[Data about app and page elements]
========================================

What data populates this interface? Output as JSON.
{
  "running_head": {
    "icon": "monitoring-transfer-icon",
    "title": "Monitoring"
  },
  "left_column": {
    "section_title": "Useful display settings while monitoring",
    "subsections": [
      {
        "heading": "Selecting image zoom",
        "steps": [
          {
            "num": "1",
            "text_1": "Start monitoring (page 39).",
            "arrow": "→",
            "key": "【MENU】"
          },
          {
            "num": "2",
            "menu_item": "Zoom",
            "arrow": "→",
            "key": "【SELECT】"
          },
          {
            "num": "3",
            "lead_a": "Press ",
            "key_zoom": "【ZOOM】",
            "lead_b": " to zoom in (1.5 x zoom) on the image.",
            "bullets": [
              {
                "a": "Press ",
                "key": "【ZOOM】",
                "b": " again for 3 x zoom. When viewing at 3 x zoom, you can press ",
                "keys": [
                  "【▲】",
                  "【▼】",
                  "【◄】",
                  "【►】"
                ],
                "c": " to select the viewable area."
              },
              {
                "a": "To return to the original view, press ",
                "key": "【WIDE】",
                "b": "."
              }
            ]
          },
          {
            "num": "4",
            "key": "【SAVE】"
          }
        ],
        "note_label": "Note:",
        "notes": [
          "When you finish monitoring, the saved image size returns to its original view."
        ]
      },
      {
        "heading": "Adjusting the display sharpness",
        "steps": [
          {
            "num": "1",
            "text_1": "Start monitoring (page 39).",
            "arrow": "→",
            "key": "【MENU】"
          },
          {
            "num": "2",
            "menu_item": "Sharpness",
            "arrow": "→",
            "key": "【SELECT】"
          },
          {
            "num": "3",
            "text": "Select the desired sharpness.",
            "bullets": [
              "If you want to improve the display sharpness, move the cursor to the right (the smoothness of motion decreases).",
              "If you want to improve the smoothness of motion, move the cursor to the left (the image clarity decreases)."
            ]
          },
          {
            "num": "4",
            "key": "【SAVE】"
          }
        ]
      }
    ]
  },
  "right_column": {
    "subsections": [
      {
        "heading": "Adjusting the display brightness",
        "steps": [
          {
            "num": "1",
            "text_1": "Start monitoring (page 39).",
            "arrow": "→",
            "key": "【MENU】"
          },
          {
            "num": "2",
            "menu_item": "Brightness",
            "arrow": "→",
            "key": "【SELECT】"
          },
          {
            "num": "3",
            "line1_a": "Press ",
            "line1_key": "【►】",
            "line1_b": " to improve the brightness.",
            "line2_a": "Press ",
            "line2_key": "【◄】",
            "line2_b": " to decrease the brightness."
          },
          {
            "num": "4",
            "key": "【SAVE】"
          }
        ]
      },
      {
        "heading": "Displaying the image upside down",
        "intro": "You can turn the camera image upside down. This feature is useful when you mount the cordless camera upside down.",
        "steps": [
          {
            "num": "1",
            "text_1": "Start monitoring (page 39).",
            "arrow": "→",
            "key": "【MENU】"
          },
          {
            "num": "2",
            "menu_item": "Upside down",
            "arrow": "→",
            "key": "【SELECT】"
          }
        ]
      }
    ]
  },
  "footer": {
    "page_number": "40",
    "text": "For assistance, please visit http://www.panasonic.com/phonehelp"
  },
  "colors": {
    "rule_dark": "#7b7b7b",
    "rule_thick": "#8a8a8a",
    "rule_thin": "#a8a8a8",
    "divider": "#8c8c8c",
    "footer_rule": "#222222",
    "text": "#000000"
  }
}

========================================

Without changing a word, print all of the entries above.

What data populates this interface? Output as JSON.
{
  "running_head": {
    "icon": "monitoring-transfer-icon",
    "title": "Monitoring"
  },
  "left_column": {
    "section_title": "Useful display settings while monitoring",
    "subsections": [
      {
        "heading": "Selecting image zoom",
        "steps": [
          {
            "num": "1",
            "text_1": "Start monitoring (page 39).",
            "arrow": "→",
            "key": "【MENU】"
          },
          {
            "num": "2",
            "menu_item": "Zoom",
            "arrow": "→",
            "key": "【SELECT】"
          },
          {
            "num": "3",
            "lead_a": "Press ",
            "key_zoom": "【ZOOM】",
            "lead_b": " to zoom in (1.5 x zoom) on the image.",
            "bullets": [
              {
                "a": "Press ",
                "key": "【ZOOM】",
                "b": " again for 3 x zoom. When viewing at 3 x zoom, you can press ",
                "keys": [
                  "【▲】",
                  "【▼】",
                  "【◄】",
                  "【►】"
                ],
                "c": " to select the viewable area."
              },
              {
                "a": "To return to the original view, press ",
                "key": "【WIDE】",
                "b": "."
              }
            ]
          },
          {
            "num": "4",
            "key": "【SAVE】"
          }
        ],
        "note_label": "Note:",
        "notes": [
          "When you finish monitoring, the saved image size returns to its original view."
        ]
      },
      {
        "heading": "Adjusting the display sharpness",
        "steps": [
          {
            "num": "1",
            "text_1": "Start monitoring (page 39).",
            "arrow": "→",
            "key": "【MENU】"
          },
          {
            "num": "2",
            "menu_item": "Sharpness",
            "arrow": "→",
            "key": "【SELECT】"
          },
          {
            "num": "3",
            "text": "Select the desired sharpness.",
            "bullets": [
              "If you want to improve the display sharpness, move the cursor to the right (the smoothness of motion decreases).",
              "If you want to improve the smoothness of motion, move the cursor to the left (the image clarity decreases)."
            ]
          },
          {
            "num": "4",
            "key": "【SAVE】"
          }
        ]
      }
    ]
  },
  "right_column": {
    "subsections": [
      {
        "heading": "Adjusting the display brightness",
        "steps": [
          {
            "num": "1",
            "text_1": "Start monitoring (page 39).",
            "arrow": "→",
            "key": "【MENU】"
          },
          {
            "num": "2",
            "menu_item": "Brightness",
            "arrow": "→",
            "key": "【SELECT】"
          },
          {
            "num": "3",
            "line1_a": "Press ",
            "line1_key": "【►】",
            "line1_b": " to improve the brightness.",
            "line2_a": "Press ",
            "line2_key": "【◄】",
            "line2_b": " to decrease the brightness."
          },
          {
            "num": "4",
            "key": "【SAVE】"
          }
        ]
      },
      {
        "heading": "Displaying the image upside down",
        "intro": "You can turn the camera image upside down. This feature is useful when you mount the cordless camera upside down.",
        "steps": [
          {
            "num": "1",
            "text_1": "Start monitoring (page 39).",
            "arrow": "→",
            "key": "【MENU】"
          },
          {
            "num": "2",
            "menu_item": "Upside down",
            "arrow": "→",
            "key": "【SELECT】"
          }
        ]
      }
    ]
  },
  "footer": {
    "page_number": "40",
    "text": "For assistance, please visit http://www.panasonic.com/phonehelp"
  },
  "colors": {
    "rule_dark": "#7b7b7b",
    "rule_thick": "#8a8a8a",
    "rule_thin": "#a8a8a8",
    "divider": "#8c8c8c",
    "footer_rule": "#222222",
    "text": "#000000"
  }
}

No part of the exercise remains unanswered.